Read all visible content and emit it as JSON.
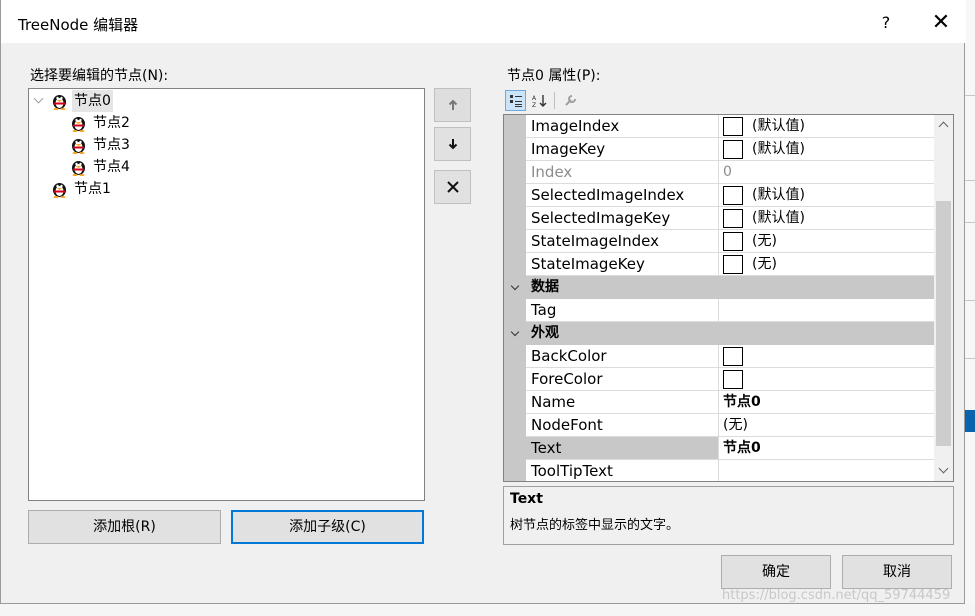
{
  "window": {
    "title": "TreeNode 编辑器",
    "help_glyph": "?",
    "close_glyph": "✕"
  },
  "left": {
    "label": "选择要编辑的节点(N):",
    "nodes": [
      {
        "label": "节点0",
        "level": 0,
        "expanded": true,
        "selected": true
      },
      {
        "label": "节点2",
        "level": 1
      },
      {
        "label": "节点3",
        "level": 1
      },
      {
        "label": "节点4",
        "level": 1
      },
      {
        "label": "节点1",
        "level": 0
      }
    ],
    "add_root_label": "添加根(R)",
    "add_child_label": "添加子级(C)"
  },
  "side_buttons": {
    "up_glyph": "↑",
    "down_glyph": "↓",
    "delete_glyph": "✕"
  },
  "properties": {
    "label": "节点0 属性(P):",
    "rows": [
      {
        "name": "ImageIndex",
        "value": "(默认值)",
        "swatch": true
      },
      {
        "name": "ImageKey",
        "value": "(默认值)",
        "swatch": true
      },
      {
        "name": "Index",
        "value": "0",
        "disabled": true
      },
      {
        "name": "SelectedImageIndex",
        "value": "(默认值)",
        "swatch": true
      },
      {
        "name": "SelectedImageKey",
        "value": "(默认值)",
        "swatch": true
      },
      {
        "name": "StateImageIndex",
        "value": "(无)",
        "swatch": true
      },
      {
        "name": "StateImageKey",
        "value": "(无)",
        "swatch": true
      },
      {
        "category": "数据"
      },
      {
        "name": "Tag",
        "value": ""
      },
      {
        "category": "外观"
      },
      {
        "name": "BackColor",
        "value": "",
        "swatch": true
      },
      {
        "name": "ForeColor",
        "value": "",
        "swatch": true
      },
      {
        "name": "Name",
        "value": "节点0",
        "bold": true
      },
      {
        "name": "NodeFont",
        "value": "(无)"
      },
      {
        "name": "Text",
        "value": "节点0",
        "bold": true,
        "selected": true
      },
      {
        "name": "ToolTipText",
        "value": ""
      }
    ],
    "help_title": "Text",
    "help_desc": "树节点的标签中显示的文字。"
  },
  "footer": {
    "ok_label": "确定",
    "cancel_label": "取消"
  },
  "watermark": "https://blog.csdn.net/qq_59744459"
}
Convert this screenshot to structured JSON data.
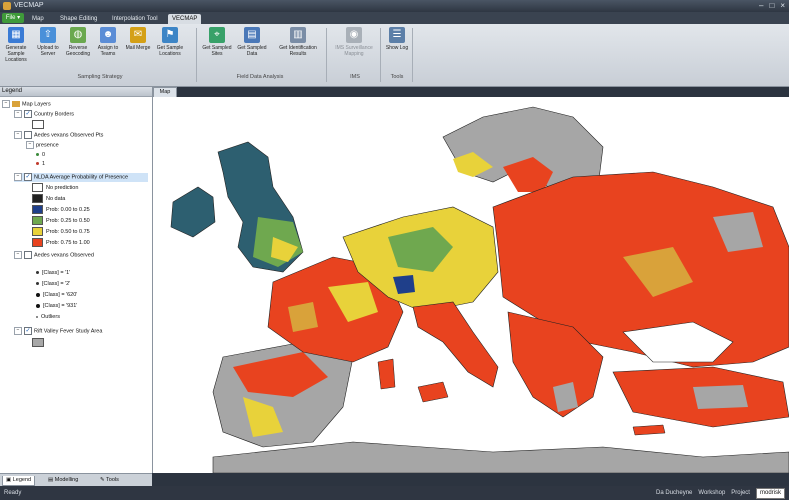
{
  "window": {
    "title": "VECMAP",
    "controls": [
      "–",
      "□",
      "×"
    ]
  },
  "ribbon_tabs": {
    "file": "File ▾",
    "tabs": [
      "Map",
      "Shape Editing",
      "Interpolation Tool",
      "VECMAP"
    ],
    "active": "VECMAP"
  },
  "ribbon": {
    "buttons": [
      {
        "label": "Generate Sample Locations",
        "icon": "grid-icon",
        "color": "#3a7bd5"
      },
      {
        "label": "Upload to Server",
        "icon": "upload-icon",
        "color": "#4a90d9"
      },
      {
        "label": "Reverse Geocoding",
        "icon": "globe-icon",
        "color": "#6aa84f"
      },
      {
        "label": "Assign to Teams",
        "icon": "people-icon",
        "color": "#5b8dd6"
      },
      {
        "label": "Mail Merge",
        "icon": "mail-icon",
        "color": "#d4a017"
      },
      {
        "label": "Get Sample Locations",
        "icon": "flag-icon",
        "color": "#3d85c6"
      },
      {
        "label": "Get Sampled Sites",
        "icon": "map-pin-icon",
        "color": "#38a169"
      },
      {
        "label": "Get Sampled Data",
        "icon": "table-icon",
        "color": "#4a78b8"
      },
      {
        "label": "Get Identification Results",
        "icon": "document-icon",
        "color": "#7a8da6"
      },
      {
        "label": "IMS Surveillance Mapping",
        "icon": "eye-icon",
        "color": "#a9b0b8"
      },
      {
        "label": "Show Log",
        "icon": "log-icon",
        "color": "#5c7fa8"
      }
    ],
    "groups": [
      "Sampling Strategy",
      "Field Data Analysis",
      "IMS",
      "Tools"
    ]
  },
  "legend": {
    "header": "Legend",
    "root": "Map Layers",
    "layers": [
      {
        "name": "Country Borders"
      },
      {
        "name": "Aedes vexans Observed Pts",
        "sub": "presence",
        "classes": [
          "0",
          "1"
        ]
      },
      {
        "name": "NLDA Average Probability of Presence",
        "classes": [
          "No prediction",
          "No data",
          "Prob: 0.00 to 0.25",
          "Prob: 0.25 to 0.50",
          "Prob: 0.50 to 0.75",
          "Prob: 0.75 to 1.00"
        ],
        "colors": [
          "#ffffff",
          "#222222",
          "#1f3f8a",
          "#6fa84f",
          "#e8d23a",
          "#e8431f"
        ]
      },
      {
        "name": "Aedes vexans Observed",
        "classes": [
          "[Class] = '1'",
          "[Class] = '2'",
          "[Class] = '620'",
          "[Class] = '931'",
          "Outliers"
        ]
      },
      {
        "name": "Rift Valley Fever Study Area"
      }
    ]
  },
  "bottom_tabs": [
    "Legend",
    "Modelling",
    "Tools"
  ],
  "map": {
    "tab": "Map"
  },
  "status": {
    "ready": "Ready",
    "user": "Da Ducheyne",
    "workshop": "Workshop",
    "project_label": "Project",
    "project_value": "modrisk"
  }
}
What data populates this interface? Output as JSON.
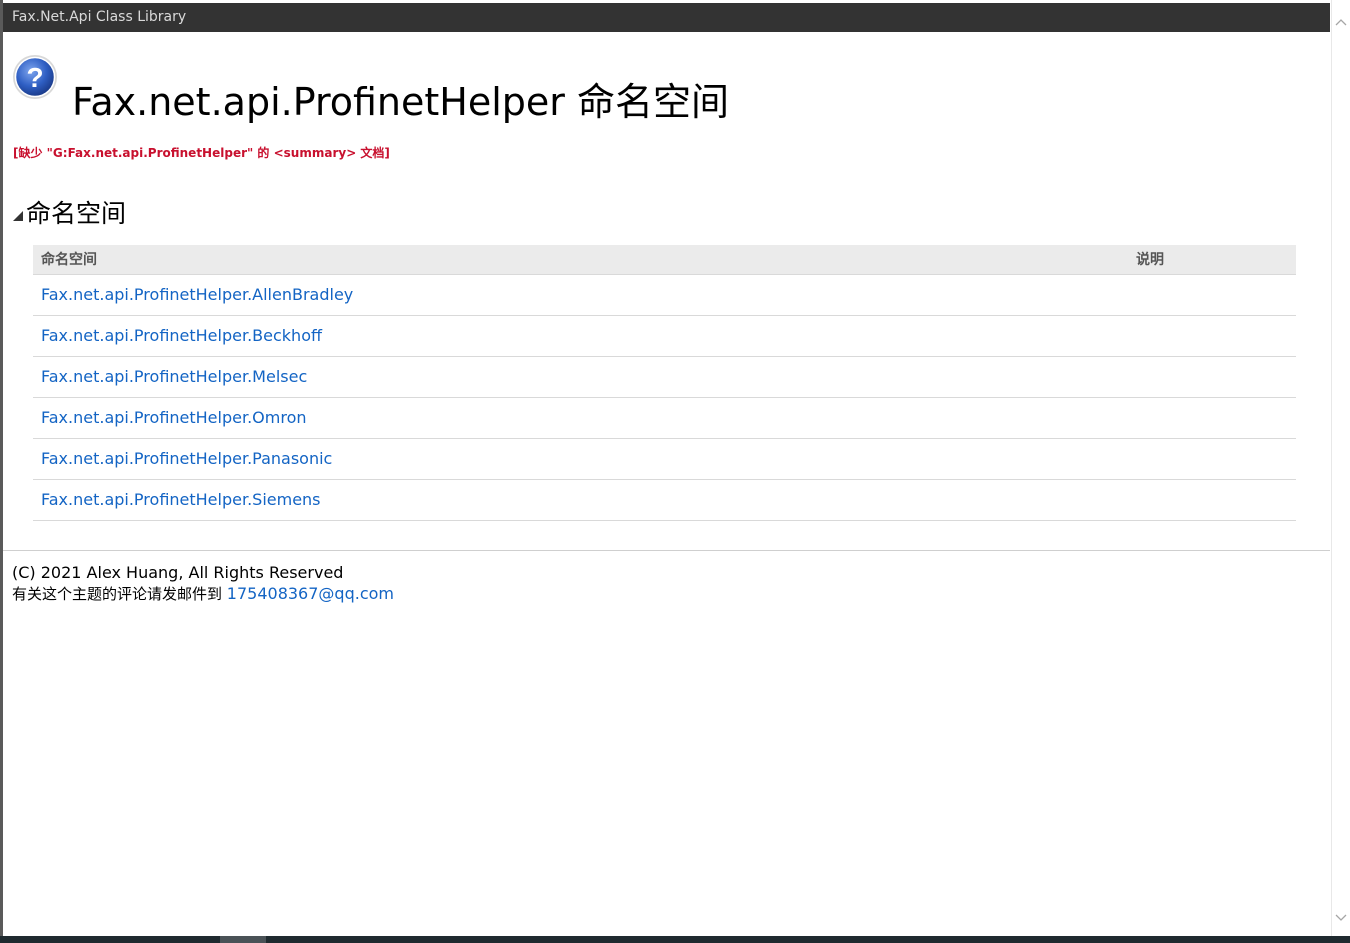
{
  "window": {
    "title": "Fax.Net.Api Class Library"
  },
  "page": {
    "title": "Fax.net.api.ProfinetHelper 命名空间",
    "missing_summary": "[缺少 \"G:Fax.net.api.ProfinetHelper\" 的 <summary> 文档]",
    "header_icon": "help-question-icon"
  },
  "section": {
    "heading": "命名空间",
    "toggle_icon": "collapse-triangle-icon"
  },
  "table": {
    "columns": [
      "命名空间",
      "说明"
    ],
    "rows": [
      {
        "namespace": "Fax.net.api.ProfinetHelper.AllenBradley",
        "description": ""
      },
      {
        "namespace": "Fax.net.api.ProfinetHelper.Beckhoff",
        "description": ""
      },
      {
        "namespace": "Fax.net.api.ProfinetHelper.Melsec",
        "description": ""
      },
      {
        "namespace": "Fax.net.api.ProfinetHelper.Omron",
        "description": ""
      },
      {
        "namespace": "Fax.net.api.ProfinetHelper.Panasonic",
        "description": ""
      },
      {
        "namespace": "Fax.net.api.ProfinetHelper.Siemens",
        "description": ""
      }
    ]
  },
  "footer": {
    "copyright": "(C) 2021 Alex Huang, All Rights Reserved",
    "feedback_text": "有关这个主题的评论请发邮件到",
    "email": "175408367@qq.com"
  },
  "colors": {
    "link": "#1364c4",
    "warning": "#c8102e",
    "title_bar": "#333333"
  }
}
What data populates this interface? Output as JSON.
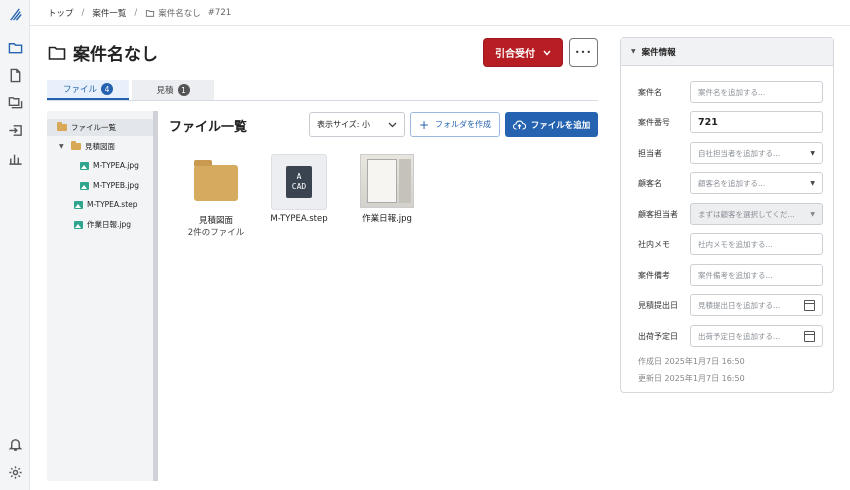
{
  "breadcrumb": {
    "home": "トップ",
    "list": "案件一覧",
    "current": "案件名なし",
    "id": "#721",
    "sep": "/"
  },
  "page": {
    "title": "案件名なし"
  },
  "actions": {
    "primary_label": "引合受付",
    "more_label": "•••"
  },
  "tabs": [
    {
      "label": "ファイル",
      "count": "4"
    },
    {
      "label": "見積",
      "count": "1"
    }
  ],
  "tree": {
    "root": "ファイル一覧",
    "folder": "見積図面",
    "folder_children": [
      "M-TYPEA.jpg",
      "M-TYPEB.jpg"
    ],
    "files": [
      "M-TYPEA.step",
      "作業日報.jpg"
    ]
  },
  "main": {
    "heading": "ファイル一覧",
    "size_select": "表示サイズ: 小",
    "create_folder": "フォルダを作成",
    "add_file": "ファイルを追加",
    "items": [
      {
        "name": "見積図面",
        "sub": "2件のファイル"
      },
      {
        "name": "M-TYPEA.step",
        "sub": ""
      },
      {
        "name": "作業日報.jpg",
        "sub": ""
      }
    ],
    "cad_label_top": "A",
    "cad_label_bottom": "CAD"
  },
  "panel": {
    "title": "案件情報",
    "fields": [
      {
        "label": "案件名",
        "value": "案件名を追加する..."
      },
      {
        "label": "案件番号",
        "value": "721"
      },
      {
        "label": "担当者",
        "value": "自社担当者を追加する..."
      },
      {
        "label": "顧客名",
        "value": "顧客名を追加する..."
      },
      {
        "label": "顧客担当者",
        "value": "まずは顧客を選択してくだ..."
      },
      {
        "label": "社内メモ",
        "value": "社内メモを追加する..."
      },
      {
        "label": "案件備考",
        "value": "案件備考を追加する..."
      },
      {
        "label": "見積提出日",
        "value": "見積提出日を追加する..."
      },
      {
        "label": "出荷予定日",
        "value": "出荷予定日を追加する..."
      }
    ],
    "created": "作成日 2025年1月7日 16:50",
    "updated": "更新日 2025年1月7日 16:50"
  },
  "colors": {
    "accent": "#2563b0",
    "primary_button": "#b61e23"
  }
}
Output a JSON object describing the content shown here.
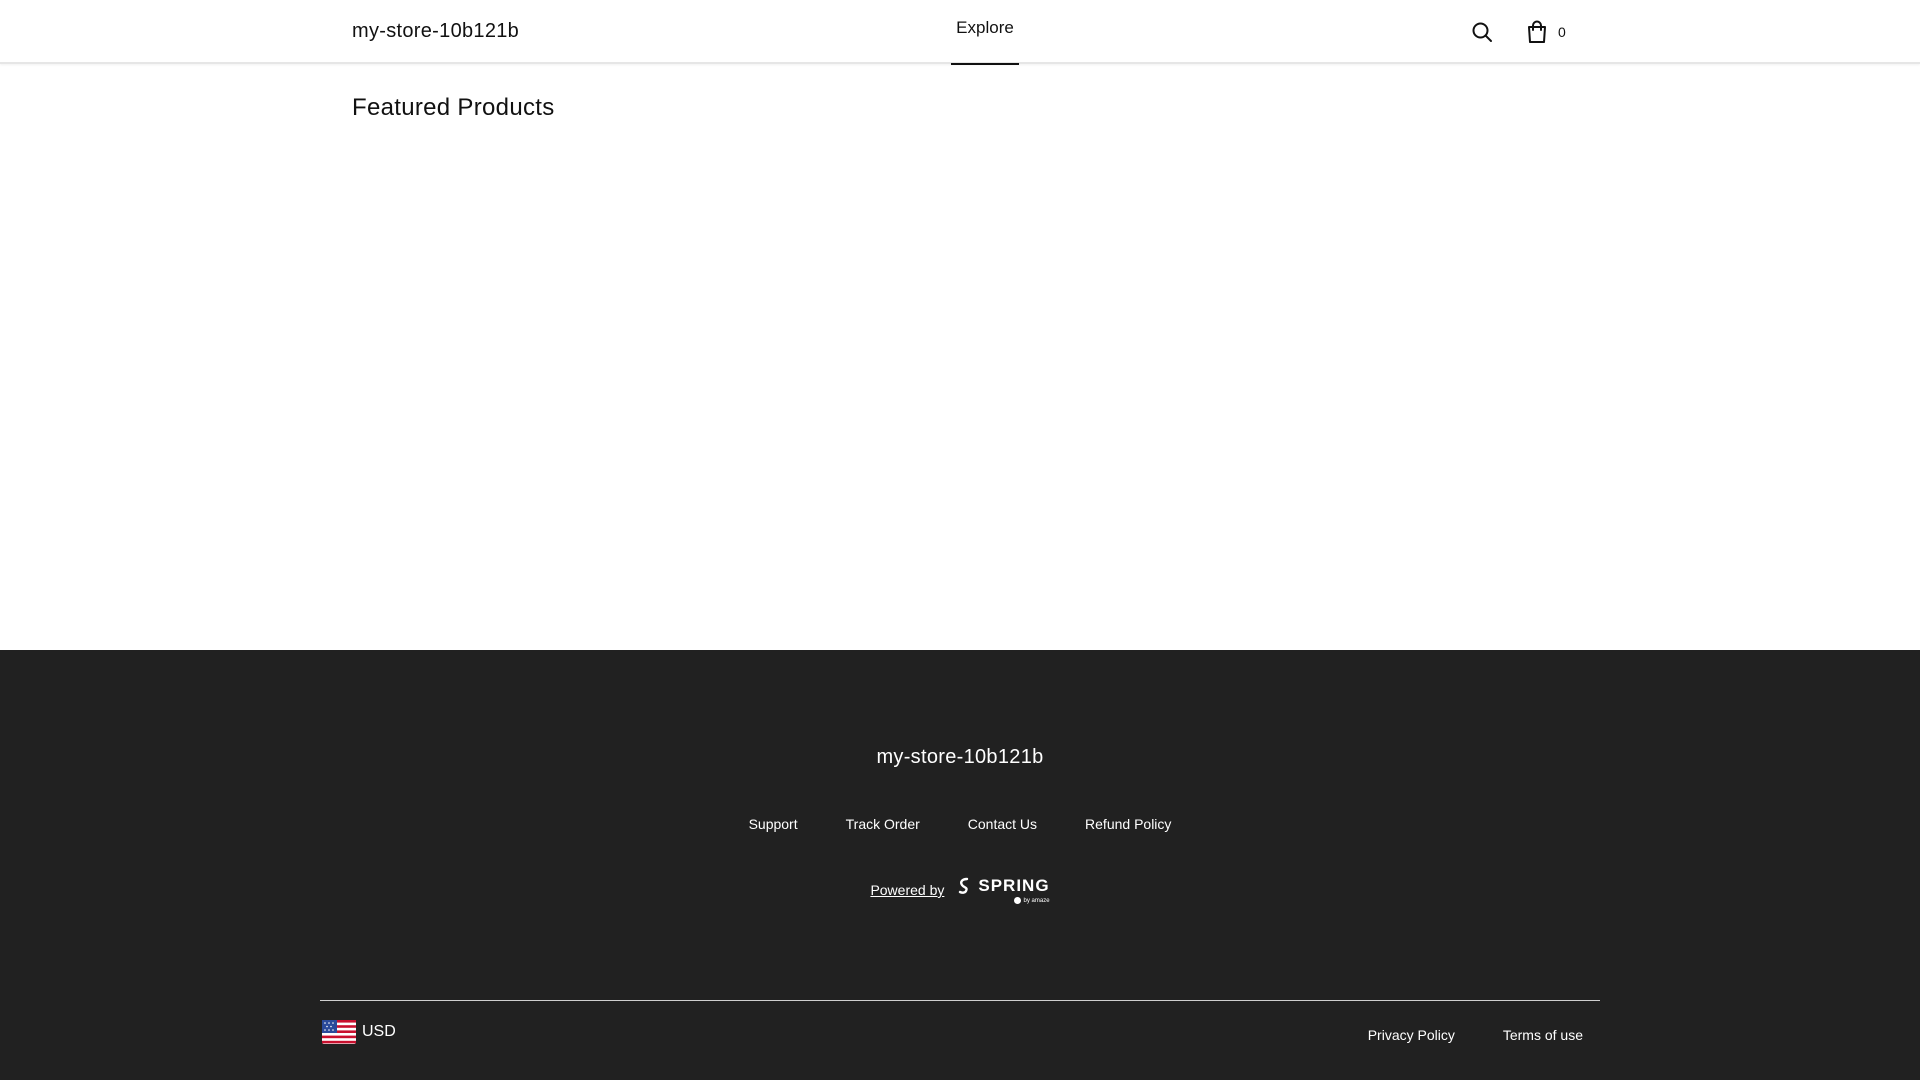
{
  "header": {
    "store_name": "my-store-10b121b",
    "nav": {
      "explore_label": "Explore"
    },
    "cart_count": "0",
    "icons": {
      "search": "search-icon",
      "cart": "shopping-bag-icon"
    }
  },
  "main": {
    "section_title": "Featured Products"
  },
  "footer": {
    "store_name": "my-store-10b121b",
    "links": [
      "Support",
      "Track Order",
      "Contact Us",
      "Refund Policy"
    ],
    "powered_by": "Powered by",
    "spring_logo": {
      "word": "SPRING",
      "sub": "by amaze"
    },
    "currency": {
      "label": "USD",
      "flag": "us-flag-icon"
    },
    "legal": {
      "privacy": "Privacy Policy",
      "terms": "Terms of use"
    },
    "colors": {
      "background": "#212121",
      "text": "#ffffff"
    }
  }
}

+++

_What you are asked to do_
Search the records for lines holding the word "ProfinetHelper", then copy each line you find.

_Your solution_
    "title": "Fax.net.api.ProfinetHelper 命名空间",
    "missing_summary": "[缺少 \"G:Fax.net.api.ProfinetHelper\" 的 <summary> 文档]",
        "namespace": "Fax.net.api.ProfinetHelper.AllenBradley",
        "namespace": "Fax.net.api.ProfinetHelper.Beckhoff",
        "namespace": "Fax.net.api.ProfinetHelper.Melsec",
        "namespace": "Fax.net.api.ProfinetHelper.Omron",
        "namespace": "Fax.net.api.ProfinetHelper.Panasonic",
        "namespace": "Fax.net.api.ProfinetHelper.Siemens",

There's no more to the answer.